TASK REQUIREMENTS:
Copy out all of the lines below exactly; the pictures do not belong in the copy.

App and web page records:
BEGIN

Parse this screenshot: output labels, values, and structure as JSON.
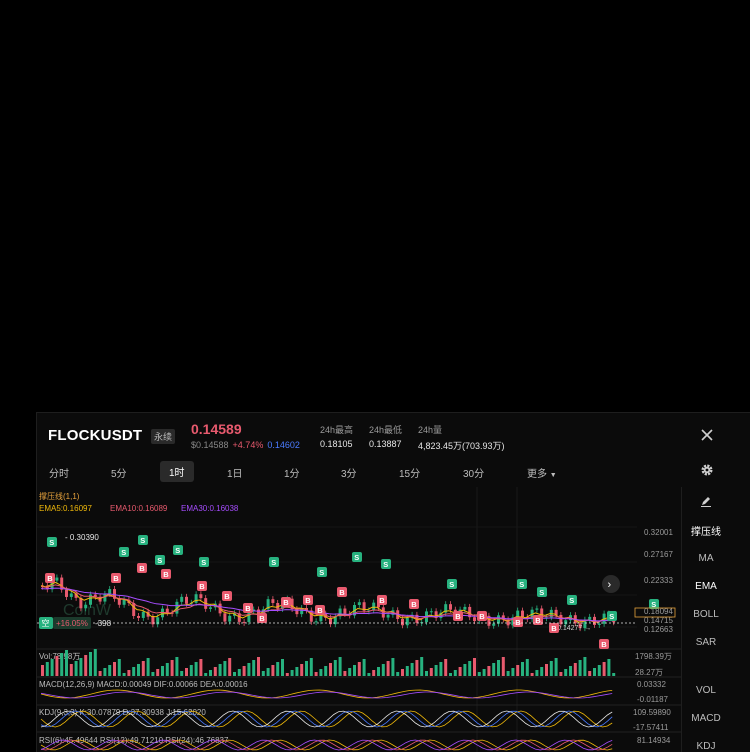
{
  "header": {
    "symbol": "FLOCKUSDT",
    "contract_type": "永续",
    "last_price": "0.14589",
    "usd_price": "$0.14588",
    "change_pct": "+4.74%",
    "mark_price": "0.14602",
    "stats": [
      {
        "label": "24h最高",
        "value": "0.18105"
      },
      {
        "label": "24h最低",
        "value": "0.13887"
      },
      {
        "label": "24h量",
        "value": "4,823.45万(703.93万)"
      }
    ]
  },
  "timeframes": [
    "分时",
    "5分",
    "1时",
    "1日",
    "1分",
    "3分",
    "15分",
    "30分",
    "更多"
  ],
  "active_timeframe": "1时",
  "side_tools": [
    "撑压线",
    "MA",
    "EMA",
    "BOLL",
    "SAR",
    "VOL",
    "MACD",
    "KDJ"
  ],
  "chart": {
    "overlay_title": "撑压线(1,1)",
    "ema_labels": [
      "EMA5:0.16097",
      "EMA10:0.16089",
      "EMA30:0.16038"
    ],
    "y_ticks": [
      "0.32001",
      "0.27167",
      "0.22333",
      "0.18094",
      "0.14715",
      "0.12663"
    ],
    "resistance_label": "0.30390",
    "low_label": "0.14277",
    "position": {
      "side": "空",
      "pnl": "+16.05%",
      "qty": "-398"
    },
    "vol_label": "Vol:78.98万",
    "vol_tick": "1798.39万",
    "vol_tick2": "28.27万",
    "macd_label": "MACD(12,26,9)  MACD:0.00049  DIF:0.00066  DEA:0.00016",
    "macd_ticks": [
      "0.03332",
      "-0.01187"
    ],
    "kdj_label": "KDJ(9,3,3)  K:30.07879  D:37.30938  J:15.62020",
    "kdj_ticks": [
      "109.59890",
      "-17.57411"
    ],
    "rsi_label": "RSI(6):45.49644  RSI(12):49.71210  RSI(24):46.76837",
    "rsi_tick": "81.14934",
    "watermark": "CoinW"
  },
  "colors": {
    "up": "#27b27f",
    "down": "#e85a6e",
    "ema5": "#f0b90b",
    "ema10": "#e85a6e",
    "ema30": "#a64dff"
  }
}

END

RESULT OF THE EXERCISE:
Parse this screenshot: output labels, values, and structure as JSON.
{
  "header": {
    "symbol": "FLOCKUSDT",
    "contract_type": "永续",
    "last_price": "0.14589",
    "usd_price": "$0.14588",
    "change_pct": "+4.74%",
    "mark_price": "0.14602",
    "stats": [
      {
        "label": "24h最高",
        "value": "0.18105"
      },
      {
        "label": "24h最低",
        "value": "0.13887"
      },
      {
        "label": "24h量",
        "value": "4,823.45万(703.93万)"
      }
    ]
  },
  "timeframes": [
    "分时",
    "5分",
    "1时",
    "1日",
    "1分",
    "3分",
    "15分",
    "30分",
    "更多"
  ],
  "active_timeframe": "1时",
  "side_tools": [
    "撑压线",
    "MA",
    "EMA",
    "BOLL",
    "SAR",
    "VOL",
    "MACD",
    "KDJ"
  ],
  "chart": {
    "overlay_title": "撑压线(1,1)",
    "ema_labels": [
      "EMA5:0.16097",
      "EMA10:0.16089",
      "EMA30:0.16038"
    ],
    "y_ticks": [
      "0.32001",
      "0.27167",
      "0.22333",
      "0.18094",
      "0.14715",
      "0.12663"
    ],
    "resistance_label": "0.30390",
    "low_label": "0.14277",
    "position": {
      "side": "空",
      "pnl": "+16.05%",
      "qty": "-398"
    },
    "vol_label": "Vol:78.98万",
    "vol_tick": "1798.39万",
    "vol_tick2": "28.27万",
    "macd_label": "MACD(12,26,9)  MACD:0.00049  DIF:0.00066  DEA:0.00016",
    "macd_ticks": [
      "0.03332",
      "-0.01187"
    ],
    "kdj_label": "KDJ(9,3,3)  K:30.07879  D:37.30938  J:15.62020",
    "kdj_ticks": [
      "109.59890",
      "-17.57411"
    ],
    "rsi_label": "RSI(6):45.49644  RSI(12):49.71210  RSI(24):46.76837",
    "rsi_tick": "81.14934",
    "watermark": "CoinW"
  },
  "colors": {
    "up": "#27b27f",
    "down": "#e85a6e",
    "ema5": "#f0b90b",
    "ema10": "#e85a6e",
    "ema30": "#a64dff"
  }
}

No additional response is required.